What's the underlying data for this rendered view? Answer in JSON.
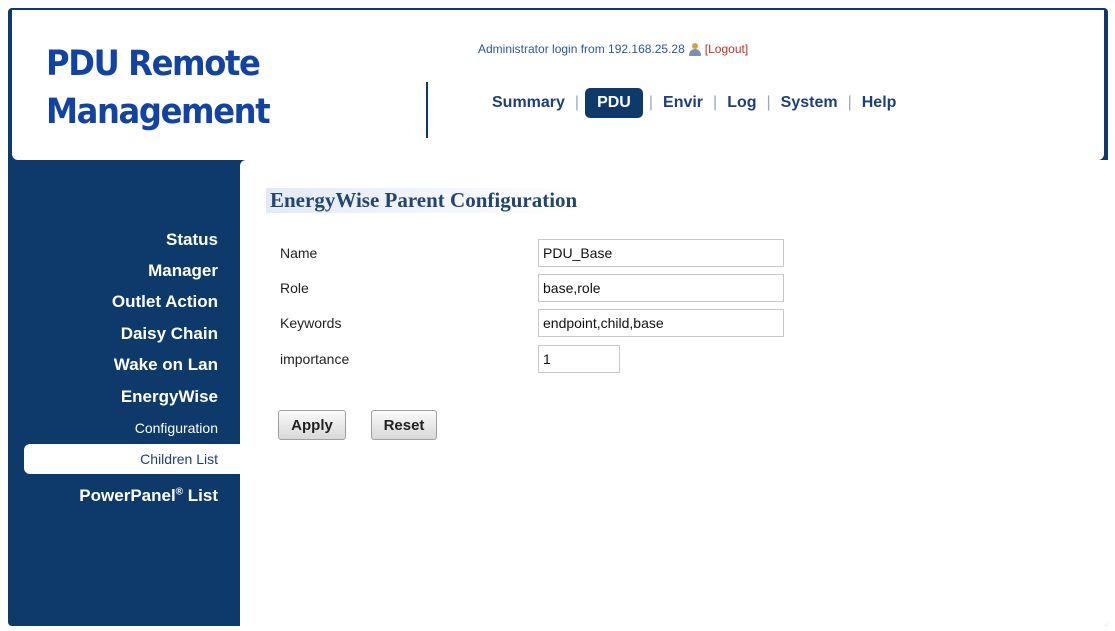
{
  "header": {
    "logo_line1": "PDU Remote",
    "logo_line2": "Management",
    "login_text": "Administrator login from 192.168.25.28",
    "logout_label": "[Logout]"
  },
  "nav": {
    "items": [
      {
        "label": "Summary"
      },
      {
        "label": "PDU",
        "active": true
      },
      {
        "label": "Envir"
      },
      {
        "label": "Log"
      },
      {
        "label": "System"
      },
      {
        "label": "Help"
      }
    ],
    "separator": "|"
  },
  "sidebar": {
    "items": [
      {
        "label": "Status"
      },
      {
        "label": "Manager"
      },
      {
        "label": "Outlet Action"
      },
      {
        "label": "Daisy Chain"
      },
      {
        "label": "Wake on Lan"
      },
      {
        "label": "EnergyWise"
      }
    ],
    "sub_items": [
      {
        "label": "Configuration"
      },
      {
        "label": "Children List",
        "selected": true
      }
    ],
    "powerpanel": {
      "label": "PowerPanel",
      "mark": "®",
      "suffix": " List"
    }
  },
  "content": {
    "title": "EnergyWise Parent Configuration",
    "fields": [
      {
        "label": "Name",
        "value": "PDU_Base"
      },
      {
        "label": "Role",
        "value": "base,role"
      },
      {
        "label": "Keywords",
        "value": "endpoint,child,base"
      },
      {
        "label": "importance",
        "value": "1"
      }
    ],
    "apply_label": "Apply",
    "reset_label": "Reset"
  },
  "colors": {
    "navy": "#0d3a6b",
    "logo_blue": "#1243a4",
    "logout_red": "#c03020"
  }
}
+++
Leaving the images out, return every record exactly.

* **TASK RESPONSE**:
What's the underlying data for this rendered view? Answer in JSON.
{
  "header": {
    "logo_line1": "PDU Remote",
    "logo_line2": "Management",
    "login_text": "Administrator login from 192.168.25.28",
    "logout_label": "[Logout]"
  },
  "nav": {
    "items": [
      {
        "label": "Summary"
      },
      {
        "label": "PDU",
        "active": true
      },
      {
        "label": "Envir"
      },
      {
        "label": "Log"
      },
      {
        "label": "System"
      },
      {
        "label": "Help"
      }
    ],
    "separator": "|"
  },
  "sidebar": {
    "items": [
      {
        "label": "Status"
      },
      {
        "label": "Manager"
      },
      {
        "label": "Outlet Action"
      },
      {
        "label": "Daisy Chain"
      },
      {
        "label": "Wake on Lan"
      },
      {
        "label": "EnergyWise"
      }
    ],
    "sub_items": [
      {
        "label": "Configuration"
      },
      {
        "label": "Children List",
        "selected": true
      }
    ],
    "powerpanel": {
      "label": "PowerPanel",
      "mark": "®",
      "suffix": " List"
    }
  },
  "content": {
    "title": "EnergyWise Parent Configuration",
    "fields": [
      {
        "label": "Name",
        "value": "PDU_Base"
      },
      {
        "label": "Role",
        "value": "base,role"
      },
      {
        "label": "Keywords",
        "value": "endpoint,child,base"
      },
      {
        "label": "importance",
        "value": "1"
      }
    ],
    "apply_label": "Apply",
    "reset_label": "Reset"
  },
  "colors": {
    "navy": "#0d3a6b",
    "logo_blue": "#1243a4",
    "logout_red": "#c03020"
  }
}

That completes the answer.